the clinical trials people need to join."
should try the new drugs depends primarily on whether you have progressive
liver disease. Just as HIV treatment has been based on worsening immune
deficiency, hepatitis C treatment should be based on worsening liver fibrosis.
with hepatitis C will need treatment. Only a quarter of hepatitis
C-mono-infected people develop serious liver disease, and this typically takes
10 to 40 years, often with no symptoms until advanced stages. For co-infected
people without an urgent need for hepatitis C treatment, there’s probably time
Even if the
approved drugs were more readily available, Mark Nelson comments, they're like
the first-generation HIV protease inhibitors.
and boceprevir are relatively difficult to take and relatively toxic compared
to the second generation. If you have minimal liver disease, probably the best
option is to wait."
from Mount Sinai Hospital
in New York
adds that boceprevir and telaprevir are "unpleasant, onerous drugs...
Think AZT if we're lucky or, if we're unlucky, ddC... If you don't need it,
don't take it." He’s even more pessimistic when it comes to re-treatment.
"If patients have failed treatment a number of times, their chances of
cure with the new drugs are pitiful," he said. "Taking treatment now
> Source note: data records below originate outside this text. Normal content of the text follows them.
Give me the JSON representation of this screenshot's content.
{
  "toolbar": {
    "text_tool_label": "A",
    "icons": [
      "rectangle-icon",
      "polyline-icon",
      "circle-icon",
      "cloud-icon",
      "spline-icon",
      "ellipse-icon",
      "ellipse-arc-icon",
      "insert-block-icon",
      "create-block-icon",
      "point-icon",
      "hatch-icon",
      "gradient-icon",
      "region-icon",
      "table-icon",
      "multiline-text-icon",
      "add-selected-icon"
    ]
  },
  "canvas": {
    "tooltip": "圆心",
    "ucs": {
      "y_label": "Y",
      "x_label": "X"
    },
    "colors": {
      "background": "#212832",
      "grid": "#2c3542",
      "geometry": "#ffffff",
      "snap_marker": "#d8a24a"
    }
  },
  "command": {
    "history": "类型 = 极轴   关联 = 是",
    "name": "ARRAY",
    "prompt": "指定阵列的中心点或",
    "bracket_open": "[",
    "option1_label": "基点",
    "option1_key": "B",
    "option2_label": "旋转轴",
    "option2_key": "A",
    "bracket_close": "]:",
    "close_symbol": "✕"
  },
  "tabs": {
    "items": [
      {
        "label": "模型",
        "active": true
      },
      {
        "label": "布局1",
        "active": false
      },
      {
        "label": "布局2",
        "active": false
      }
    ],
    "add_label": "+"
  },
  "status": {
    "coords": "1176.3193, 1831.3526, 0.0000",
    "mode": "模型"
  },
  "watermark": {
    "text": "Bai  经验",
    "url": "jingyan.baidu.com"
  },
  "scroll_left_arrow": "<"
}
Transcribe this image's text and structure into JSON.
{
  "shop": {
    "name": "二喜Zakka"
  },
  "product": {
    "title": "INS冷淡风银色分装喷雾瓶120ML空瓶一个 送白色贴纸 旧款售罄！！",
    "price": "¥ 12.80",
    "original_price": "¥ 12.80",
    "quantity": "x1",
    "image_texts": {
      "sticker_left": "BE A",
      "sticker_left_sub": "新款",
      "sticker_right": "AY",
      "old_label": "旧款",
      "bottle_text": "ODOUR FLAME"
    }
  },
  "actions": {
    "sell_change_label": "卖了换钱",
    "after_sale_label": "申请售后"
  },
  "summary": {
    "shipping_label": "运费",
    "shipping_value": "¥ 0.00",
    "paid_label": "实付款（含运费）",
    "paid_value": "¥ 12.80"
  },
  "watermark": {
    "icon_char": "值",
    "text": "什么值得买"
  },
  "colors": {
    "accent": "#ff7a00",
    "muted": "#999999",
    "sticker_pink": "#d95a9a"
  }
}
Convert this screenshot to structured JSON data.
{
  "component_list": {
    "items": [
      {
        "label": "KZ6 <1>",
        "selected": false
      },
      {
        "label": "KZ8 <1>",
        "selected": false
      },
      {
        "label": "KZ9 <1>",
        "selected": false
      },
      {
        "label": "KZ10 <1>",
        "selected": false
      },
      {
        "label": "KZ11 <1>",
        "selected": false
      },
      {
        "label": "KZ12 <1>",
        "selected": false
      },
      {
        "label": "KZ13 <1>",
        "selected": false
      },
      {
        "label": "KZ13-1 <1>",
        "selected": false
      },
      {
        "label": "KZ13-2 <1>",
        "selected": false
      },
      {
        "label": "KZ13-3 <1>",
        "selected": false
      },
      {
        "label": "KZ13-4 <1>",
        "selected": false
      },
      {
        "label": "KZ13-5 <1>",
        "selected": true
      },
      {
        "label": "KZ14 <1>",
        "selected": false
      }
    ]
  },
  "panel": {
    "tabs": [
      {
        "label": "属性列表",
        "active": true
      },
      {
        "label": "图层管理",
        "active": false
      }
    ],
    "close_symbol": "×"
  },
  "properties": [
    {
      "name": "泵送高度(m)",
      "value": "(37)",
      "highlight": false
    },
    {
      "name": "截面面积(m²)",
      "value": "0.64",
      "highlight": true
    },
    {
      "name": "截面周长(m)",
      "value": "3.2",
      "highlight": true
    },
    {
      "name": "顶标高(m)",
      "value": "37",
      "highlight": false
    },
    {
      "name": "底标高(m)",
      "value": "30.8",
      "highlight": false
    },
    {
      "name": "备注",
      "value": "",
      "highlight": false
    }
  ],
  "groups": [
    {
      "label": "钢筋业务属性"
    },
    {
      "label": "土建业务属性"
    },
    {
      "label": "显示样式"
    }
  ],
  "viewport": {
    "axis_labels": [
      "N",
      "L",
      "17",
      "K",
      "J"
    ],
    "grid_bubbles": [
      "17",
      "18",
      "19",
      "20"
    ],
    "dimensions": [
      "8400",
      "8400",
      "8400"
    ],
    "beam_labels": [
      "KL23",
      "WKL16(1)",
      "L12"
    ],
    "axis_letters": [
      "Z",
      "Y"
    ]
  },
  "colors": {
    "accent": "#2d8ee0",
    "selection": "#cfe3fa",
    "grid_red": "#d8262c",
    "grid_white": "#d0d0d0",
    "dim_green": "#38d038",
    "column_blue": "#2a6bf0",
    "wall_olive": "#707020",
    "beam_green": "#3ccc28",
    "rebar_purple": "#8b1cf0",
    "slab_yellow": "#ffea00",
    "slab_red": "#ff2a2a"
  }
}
may prevent you from getting into a clinical trial further down the line, and
you may develop resistance."
patients, however, do not have the luxury of time. The risk of progression to
liver damage is higher and it happens faster in co-infected people; successful
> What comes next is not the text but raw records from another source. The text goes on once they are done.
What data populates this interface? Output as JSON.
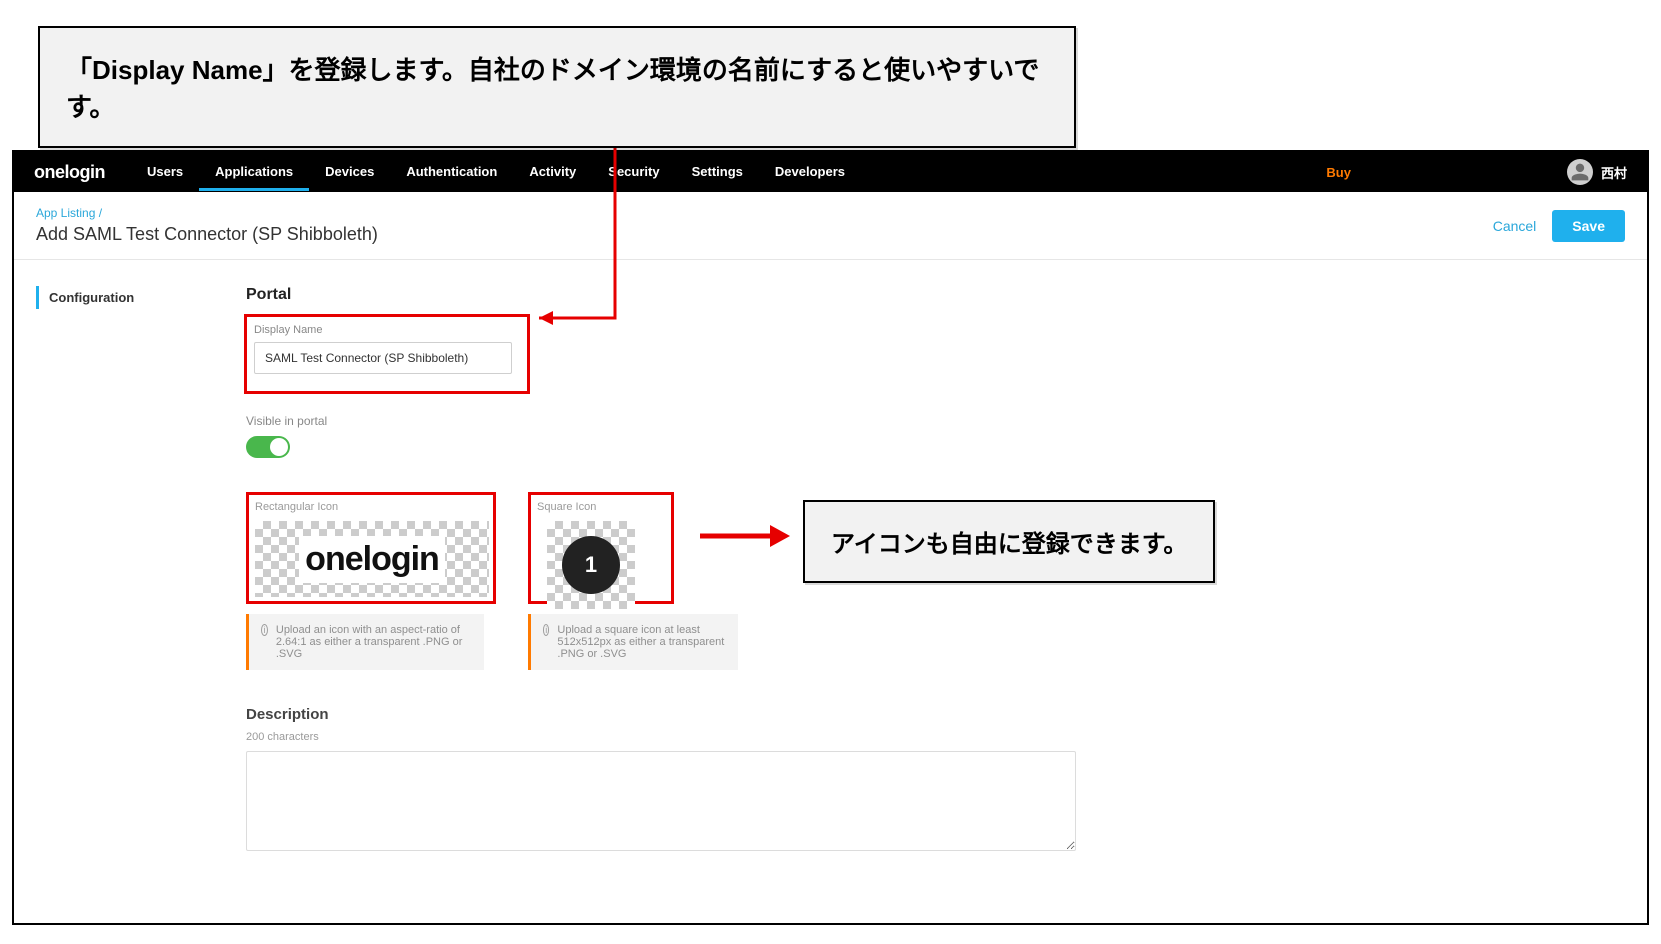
{
  "callouts": {
    "top": "「Display Name」を登録します。自社のドメイン環境の名前にすると使いやすいです。",
    "right": "アイコンも自由に登録できます。"
  },
  "brand": "onelogin",
  "nav": {
    "items": [
      "Users",
      "Applications",
      "Devices",
      "Authentication",
      "Activity",
      "Security",
      "Settings",
      "Developers"
    ],
    "active": "Applications"
  },
  "buy": "Buy",
  "user": {
    "name": "西村"
  },
  "page": {
    "breadcrumb_parent": "App Listing /",
    "title": "Add SAML Test Connector (SP Shibboleth)",
    "cancel": "Cancel",
    "save": "Save"
  },
  "sidenav": {
    "items": [
      "Configuration"
    ]
  },
  "portal": {
    "heading": "Portal",
    "display_name_label": "Display Name",
    "display_name_value": "SAML Test Connector (SP Shibboleth)",
    "visible_label": "Visible in portal",
    "visible_on": true,
    "rect_label": "Rectangular Icon",
    "rect_logo_text": "onelogin",
    "rect_hint": "Upload an icon with an aspect-ratio of 2.64:1 as either a transparent .PNG or .SVG",
    "square_label": "Square Icon",
    "square_glyph": "1",
    "square_hint": "Upload a square icon at least 512x512px as either a transparent .PNG or .SVG"
  },
  "description": {
    "heading": "Description",
    "counter": "200 characters"
  }
}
treatment can slow, halt or even reverse it. Doctors do not want to give
treatment to people who never would have progressed to liver damage without it,
but are also concerned not to delay too long because once people get to the
stage of cirrhosis, treatment becomes more difficult and less effective.
people need to be treated, they need to be treated now," said Dieterich.
"If they have significant liver disease, I think it's definitely indicated
to go ahead. If you need to take pegylated interferon and ribavirin with all
their side-effects, you want to optimise your chance of success."
At a CROI
symposium on treating HIV/hepatitis C co-infected patients, Jürgen Rockstroh
from the University
of Bonn proposed an
algorithm for deciding when to consider therapy:
with no or minimal fibrosis (stage F0-F1) may defer treatment and wait for
with moderate to advanced liver disease (stages F2-F3) have the biggest
risk of progression that could be controlled with treatment now.
with cirrhosis (stage F4) have the highest need, but also the lowest
response rate and greatest risk of complications, and should only be
treated in specialised centres.
It is not as
easy to predict who will experience liver disease progression, or even to tell
if it is occurring, as it is to measure CD4 cells. Liver biopsy remains the
gold standard for staging liver damage, but it is too invasive and expensive to
repeat often. Fibroscan (which uses
sound waves to measure liver stiffness) and various blood biomarkers are widely
used, but they may not be able to distinguish between intermediate stages where
decision-making is most critical.
balancing act," Rockstroh concluded. "How much progression will
happen in one, two, or three years, versus the window of development of new